Selfies are everywhere now, of course, especially across social media, and when they first exploded as a phenomenon I was very tempted to state, in full-on Old Fart Mode*, that selfies were another sign of the shallow self-obsession of modern youth (you kids today! myeh! back in my day we had to use Polaroids and we liked it that way, we liked it FINE!). Fortunately I managed to hold my tongue for once, and spent a little more time looking at selfies online and what people were actually doing with them before making a snap judgement. And while some images really do project little more than vanity and shallowness -- sorry, but I calls 'em like I sees 'em -- others, MANY others, reflect an interesting visual aesthetic and a way of sharing how a particular individual experiences the world. Selfies can be as unique as their subjects -- funny, curious, mysterious, tragic, bold, goofy, astonishing -- it largely depends on how any particular individual chooses to wield a camera. And while I do think it's important to live in the moment rather than obsessively documenting it, selfies can also be a powerful tool for creative visual thinkers to create a narrative or a conversation about their lives.
I also realized somewhere along the line that I shouldn't complain too obstreperously about selfies, because I'm taking one right now. This blog is, in many ways, my selfie -- it reflects my ainsel (an old folk term meaning "my own self"), not necessarily the way I look on the outside, but what's knocking around in the back of my noggin. I may not ever get comfortable with cameras, but words? Especially written words?
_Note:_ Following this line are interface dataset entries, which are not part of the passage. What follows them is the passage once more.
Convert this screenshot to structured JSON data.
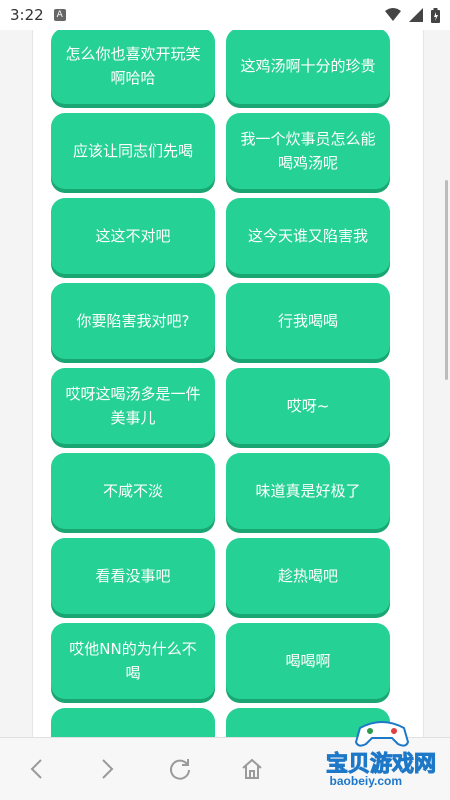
{
  "status": {
    "time": "3:22",
    "notification_icon": "A"
  },
  "tiles": [
    {
      "text": "怎么你也喜欢开玩笑啊哈哈"
    },
    {
      "text": "这鸡汤啊十分的珍贵"
    },
    {
      "text": "应该让同志们先喝"
    },
    {
      "text": "我一个炊事员怎么能喝鸡汤呢"
    },
    {
      "text": "这这不对吧"
    },
    {
      "text": "这今天谁又陷害我"
    },
    {
      "text": "你要陷害我对吧?"
    },
    {
      "text": "行我喝喝"
    },
    {
      "text": "哎呀这喝汤多是一件美事儿"
    },
    {
      "text": "哎呀~"
    },
    {
      "text": "不咸不淡"
    },
    {
      "text": "味道真是好极了"
    },
    {
      "text": "看看没事吧"
    },
    {
      "text": "趁热喝吧"
    },
    {
      "text": "哎他NN的为什么不喝"
    },
    {
      "text": "喝喝啊"
    },
    {
      "text": ""
    },
    {
      "text": ""
    }
  ],
  "colors": {
    "tile": "#26d195",
    "tile_shadow": "#1aa673"
  },
  "browser_nav": {
    "icons": [
      "back-icon",
      "forward-icon",
      "refresh-icon",
      "home-icon"
    ]
  },
  "watermark": {
    "title": "宝贝游戏网",
    "url": "baobeiy.com"
  }
}
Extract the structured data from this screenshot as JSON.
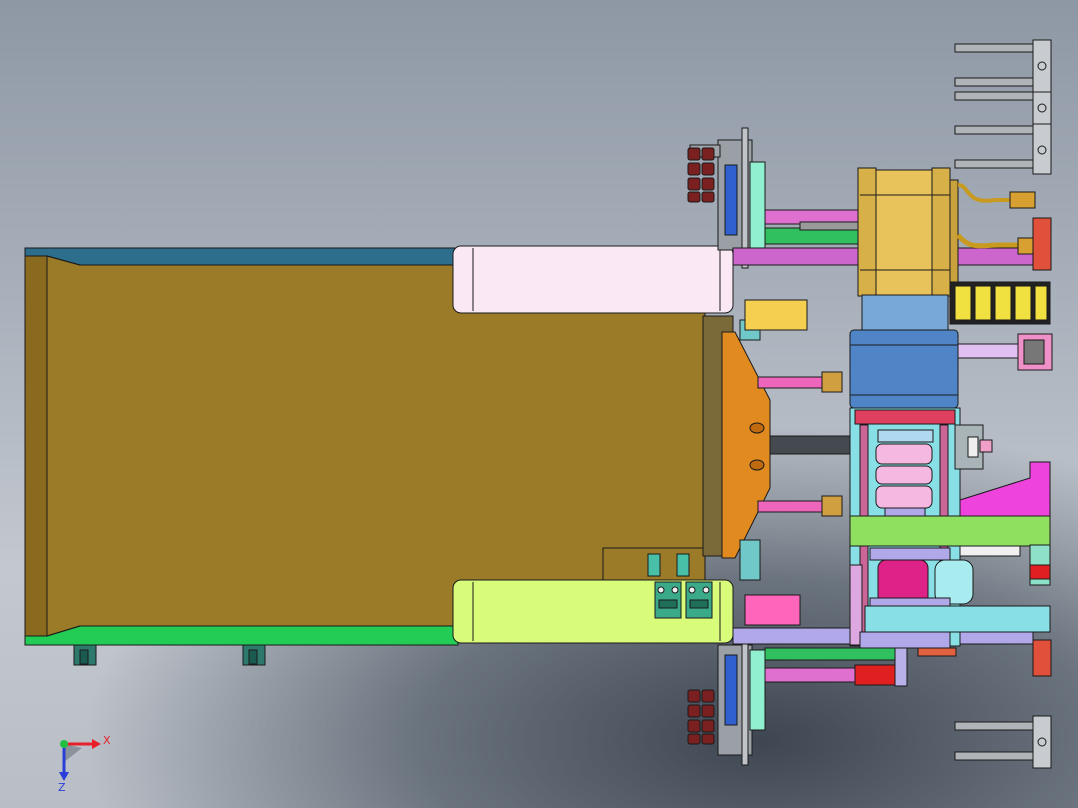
{
  "view": {
    "background_top": "#8e98a4",
    "background_bottom": "#c3c8cf"
  },
  "colors": {
    "hopper_body": "#9b7a28",
    "hopper_top_rail": "#2d6e8c",
    "hopper_bottom_rail": "#22cc55",
    "pink_block": "#fbe8f5",
    "lime_block": "#d8fb7a",
    "orange_plate": "#e08a20",
    "motor_gold": "#e8c25a",
    "coupler_blue": "#4f84c6",
    "magenta_frame": "#cc3366",
    "cyan_frame": "#88e0e6",
    "light_green": "#90e060",
    "violet_rail": "#b0a8e8",
    "red_tab": "#e0503a"
  },
  "triad": {
    "x_label": "X",
    "z_label": "Z",
    "x_color": "#e8202a",
    "y_color": "#22c040",
    "z_color": "#2a3fd8"
  }
}
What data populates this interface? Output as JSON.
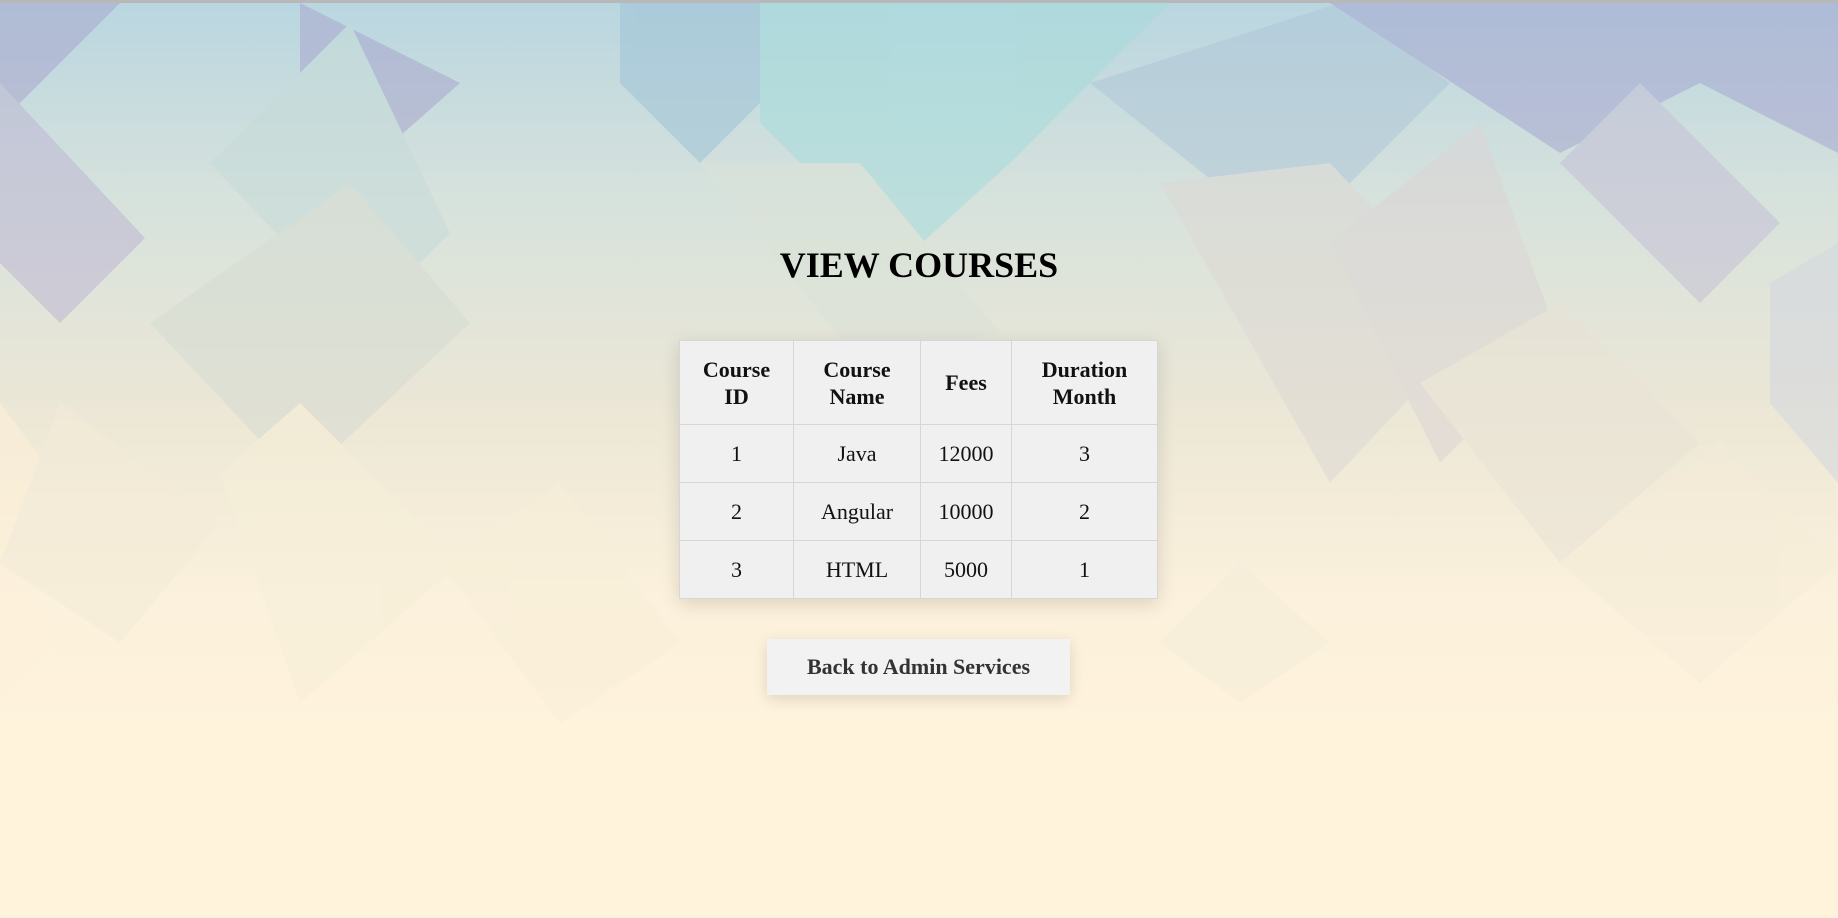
{
  "page": {
    "title": "VIEW COURSES"
  },
  "courses_table": {
    "headers": [
      {
        "line1": "Course",
        "line2": "ID"
      },
      {
        "line1": "Course",
        "line2": "Name"
      },
      {
        "line1": "Fees",
        "line2": ""
      },
      {
        "line1": "Duration",
        "line2": "Month"
      }
    ],
    "rows": [
      {
        "id": "1",
        "name": "Java",
        "fees": "12000",
        "duration": "3"
      },
      {
        "id": "2",
        "name": "Angular",
        "fees": "10000",
        "duration": "2"
      },
      {
        "id": "3",
        "name": "HTML",
        "fees": "5000",
        "duration": "1"
      }
    ]
  },
  "actions": {
    "back_label": "Back to Admin Services"
  },
  "colors": {
    "table_bg": "#f0f0f0",
    "button_bg": "#f2f2f2",
    "text": "#111111",
    "background_top": "#b9d6e0",
    "background_bottom": "#fff3dc"
  }
}
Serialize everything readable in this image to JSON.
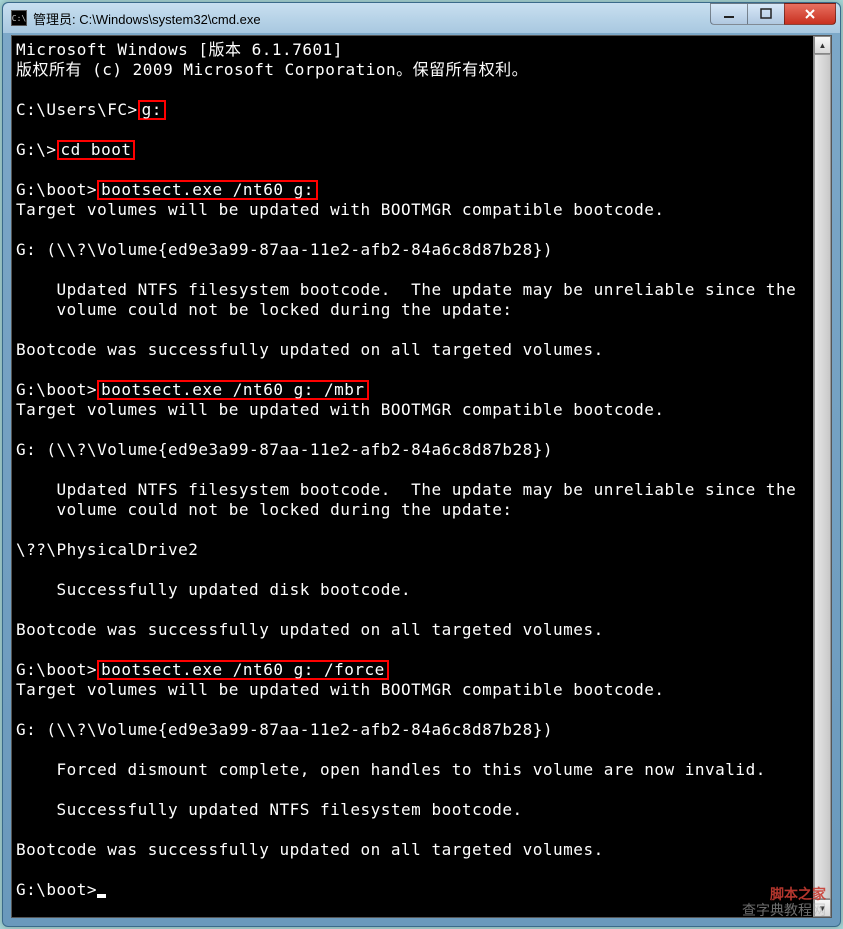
{
  "window": {
    "title": "管理员: C:\\Windows\\system32\\cmd.exe",
    "icon_label": "C:\\"
  },
  "terminal": {
    "header1": "Microsoft Windows [版本 6.1.7601]",
    "header2": "版权所有 (c) 2009 Microsoft Corporation。保留所有权利。",
    "prompt1_pre": "C:\\Users\\FC>",
    "cmd1": "g:",
    "prompt2_pre": "G:\\>",
    "cmd2": "cd boot",
    "prompt3_pre": "G:\\boot>",
    "cmd3": "bootsect.exe /nt60 g:",
    "out_target": "Target volumes will be updated with BOOTMGR compatible bootcode.",
    "out_volume": "G: (\\\\?\\Volume{ed9e3a99-87aa-11e2-afb2-84a6c8d87b28})",
    "out_updated1": "    Updated NTFS filesystem bootcode.  The update may be unreliable since the",
    "out_updated2": "    volume could not be locked during the update:",
    "out_success": "Bootcode was successfully updated on all targeted volumes.",
    "cmd4": "bootsect.exe /nt60 g: /mbr",
    "out_phys": "\\??\\PhysicalDrive2",
    "out_disk_success": "    Successfully updated disk bootcode.",
    "cmd5": "bootsect.exe /nt60 g: /force",
    "out_forced": "    Forced dismount complete, open handles to this volume are now invalid.",
    "out_ntfs_success": "    Successfully updated NTFS filesystem bootcode.",
    "final_prompt": "G:\\boot>"
  },
  "watermark": {
    "line1": "脚本之家",
    "line2": "查字典教程网"
  }
}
They're my element, and I'm as free using a pen or a keyboard as others are with a smartphone and a selfie stick. And if I expect other people to be OK with my particular choice of medium, I need to be willing to return the favor. In the end, the medium isn't nearly as important as the message.
*46 is well into Old Fart territory, ne?